■ **Task prompt**
Could you reproduce all of these records exactly?

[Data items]

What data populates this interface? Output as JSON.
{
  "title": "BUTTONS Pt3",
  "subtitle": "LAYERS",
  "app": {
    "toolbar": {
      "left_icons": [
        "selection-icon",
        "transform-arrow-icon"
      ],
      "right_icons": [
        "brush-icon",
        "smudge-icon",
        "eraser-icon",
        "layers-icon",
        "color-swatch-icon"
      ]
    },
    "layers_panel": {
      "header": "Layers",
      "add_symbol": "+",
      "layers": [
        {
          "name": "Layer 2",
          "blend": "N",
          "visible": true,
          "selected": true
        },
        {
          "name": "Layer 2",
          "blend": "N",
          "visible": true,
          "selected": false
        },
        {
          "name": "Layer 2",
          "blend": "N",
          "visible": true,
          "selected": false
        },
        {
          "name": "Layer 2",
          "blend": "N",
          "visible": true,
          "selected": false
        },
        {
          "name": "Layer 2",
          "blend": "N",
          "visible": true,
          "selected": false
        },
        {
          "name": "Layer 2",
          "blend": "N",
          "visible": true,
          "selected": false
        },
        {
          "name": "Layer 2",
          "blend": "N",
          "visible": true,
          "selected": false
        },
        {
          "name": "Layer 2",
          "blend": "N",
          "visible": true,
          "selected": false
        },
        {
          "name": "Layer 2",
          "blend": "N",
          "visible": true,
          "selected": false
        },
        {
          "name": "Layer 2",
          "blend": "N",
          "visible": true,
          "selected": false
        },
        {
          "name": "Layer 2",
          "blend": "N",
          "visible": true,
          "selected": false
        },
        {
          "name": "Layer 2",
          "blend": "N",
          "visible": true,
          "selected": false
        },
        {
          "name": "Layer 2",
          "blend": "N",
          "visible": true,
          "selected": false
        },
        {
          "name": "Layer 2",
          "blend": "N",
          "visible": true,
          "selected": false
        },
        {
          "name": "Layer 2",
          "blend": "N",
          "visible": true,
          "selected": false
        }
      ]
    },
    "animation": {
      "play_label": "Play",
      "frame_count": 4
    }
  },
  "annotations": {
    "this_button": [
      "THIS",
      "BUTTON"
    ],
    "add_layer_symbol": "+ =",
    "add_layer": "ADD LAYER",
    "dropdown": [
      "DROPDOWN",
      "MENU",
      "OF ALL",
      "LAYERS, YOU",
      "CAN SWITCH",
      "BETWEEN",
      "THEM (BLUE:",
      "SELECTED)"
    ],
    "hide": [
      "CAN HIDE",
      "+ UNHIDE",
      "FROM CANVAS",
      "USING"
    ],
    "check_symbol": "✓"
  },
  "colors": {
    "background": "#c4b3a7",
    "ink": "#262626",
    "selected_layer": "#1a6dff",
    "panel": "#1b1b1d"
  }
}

■ **Written response**
What data populates this interface? Output as JSON.
{
  "title": "BUTTONS Pt3",
  "subtitle": "LAYERS",
  "app": {
    "toolbar": {
      "left_icons": [
        "selection-icon",
        "transform-arrow-icon"
      ],
      "right_icons": [
        "brush-icon",
        "smudge-icon",
        "eraser-icon",
        "layers-icon",
        "color-swatch-icon"
      ]
    },
    "layers_panel": {
      "header": "Layers",
      "add_symbol": "+",
      "layers": [
        {
          "name": "Layer 2",
          "blend": "N",
          "visible": true,
          "selected": true
        },
        {
          "name": "Layer 2",
          "blend": "N",
          "visible": true,
          "selected": false
        },
        {
          "name": "Layer 2",
          "blend": "N",
          "visible": true,
          "selected": false
        },
        {
          "name": "Layer 2",
          "blend": "N",
          "visible": true,
          "selected": false
        },
        {
          "name": "Layer 2",
          "blend": "N",
          "visible": true,
          "selected": false
        },
        {
          "name": "Layer 2",
          "blend": "N",
          "visible": true,
          "selected": false
        },
        {
          "name": "Layer 2",
          "blend": "N",
          "visible": true,
          "selected": false
        },
        {
          "name": "Layer 2",
          "blend": "N",
          "visible": true,
          "selected": false
        },
        {
          "name": "Layer 2",
          "blend": "N",
          "visible": true,
          "selected": false
        },
        {
          "name": "Layer 2",
          "blend": "N",
          "visible": true,
          "selected": false
        },
        {
          "name": "Layer 2",
          "blend": "N",
          "visible": true,
          "selected": false
        },
        {
          "name": "Layer 2",
          "blend": "N",
          "visible": true,
          "selected": false
        },
        {
          "name": "Layer 2",
          "blend": "N",
          "visible": true,
          "selected": false
        },
        {
          "name": "Layer 2",
          "blend": "N",
          "visible": true,
          "selected": false
        },
        {
          "name": "Layer 2",
          "blend": "N",
          "visible": true,
          "selected": false
        }
      ]
    },
    "animation": {
      "play_label": "Play",
      "frame_count": 4
    }
  },
  "annotations": {
    "this_button": [
      "THIS",
      "BUTTON"
    ],
    "add_layer_symbol": "+ =",
    "add_layer": "ADD LAYER",
    "dropdown": [
      "DROPDOWN",
      "MENU",
      "OF ALL",
      "LAYERS, YOU",
      "CAN SWITCH",
      "BETWEEN",
      "THEM (BLUE:",
      "SELECTED)"
    ],
    "hide": [
      "CAN HIDE",
      "+ UNHIDE",
      "FROM CANVAS",
      "USING"
    ],
    "check_symbol": "✓"
  },
  "colors": {
    "background": "#c4b3a7",
    "ink": "#262626",
    "selected_layer": "#1a6dff",
    "panel": "#1b1b1d"
  }
}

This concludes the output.